The main man for survivalist chow and prepper food

Aaaron Jackson, 42, is the CEO of Wise Co., a company that sells survival food like freeze-dried Savory Stroganoff, Loaded Baked Potato Casserole, and chicken pot pie in a pouch. His customers are FEMA, the Red Cross, and, of course, everyday people awaiting the apocalypse. Guess what… business is booming. From Amanda Little's profile of Jackson in Bloomberg Businessweek:

In the past four months, the spate of natural disasters combined with the specter of nuclear war with North Korea has pushed up Wise's total sales 40 percent from the previous four-month period. Concerned suburbanites as well as disaster responders have contributed to the increase….

I first heard about Wise a few years ago from a cousin, a former police officer in Zionsville, Ind., who kept a supply of its products in his basement that could sustain his family for six months. Then my stepbrother, an executive who lives in downtown Washington, invested in a stash of drinking water and long-storage food. And my brother, a climate scientist with the Nature Conservancy, began building a supply in the basement of his West Virginia cabin. "I can't imagine anything worse than not being able to feed my kids," he says, "and the chances of disruptions in our food supply are by all accounts becoming more likely."

To me, this smacked of paranoia. My brother, cousin, and stepbrother represent a skewed sample: All are guys, all own guns, and two like to hunt in their free time with compound bows and arrows. Each possesses at least a flicker of the fatalist prepper sensibility that Wise was built in 2006 to serve. Like most survival food companies, including Emergency Essentials, Wise was founded in Utah and began marketing its products to the Mormon community preparing for the end of times, a practice encouraged by the Church of Jesus Christ of Latter-day Saints. (Jackson isn't Mormon.) But Mormons—and for that matter, male preppers—no longer represent the entirety, or even the majority, of Wise's exploding market. "Five years ago, our market was more than 95 percent men. Today, we're reaching about 50 percent women," Jackson says, "many of them moms—'guardian moms,' we call them—worried about a stable food supply for their kids."

The company's first customers a decade ago were anxious about inflation, economic collapse, and terrorist attacks; today, the major concern is environmental instability. "It's not just the freak events. We get calls from people saying, 'I live in Miami, and flooding is now routine. I'm worried Florida is going to be under water in two years,' " he says. "Or from people in upstate New York who experienced a 1-in-a-1,000-year blizzard and couldn't get out of their driveway for two weeks. People who lived through the California drought, the forest fires of Texas and the Northwest, and who think maybe the government won't come to their rescue when a disaster hits."
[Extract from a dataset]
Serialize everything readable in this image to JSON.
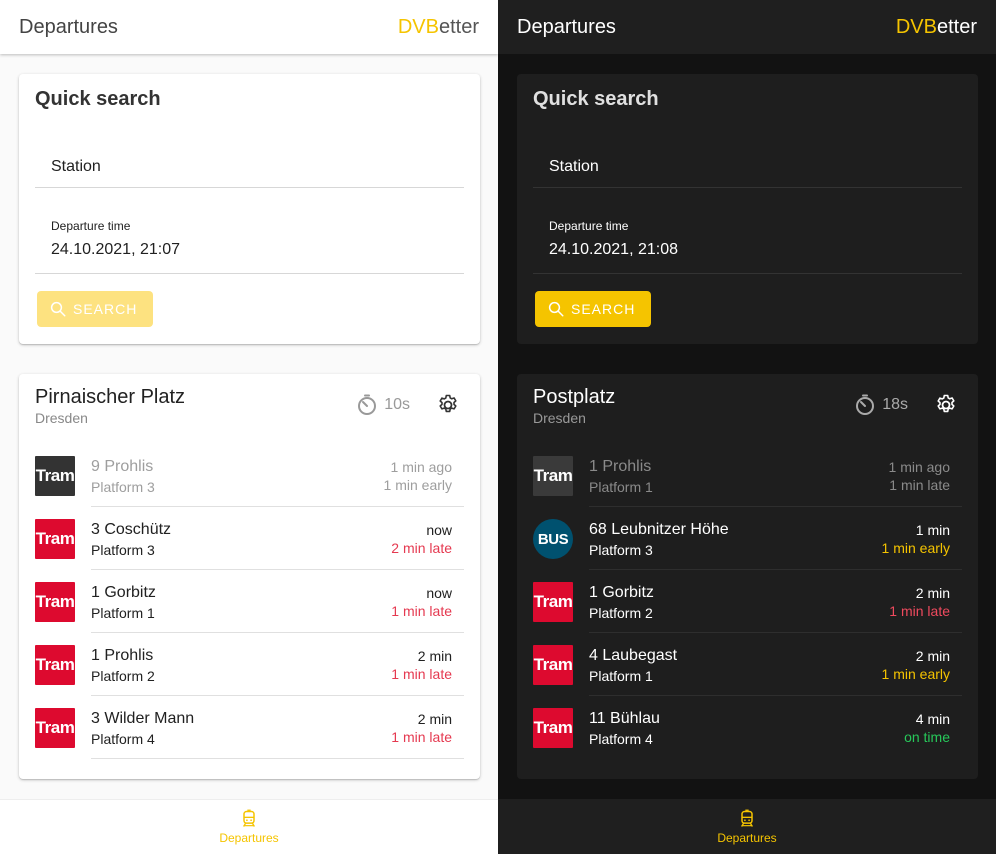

"Business Is Booming for America's Survival Food King" (Bloomberg Businessweek)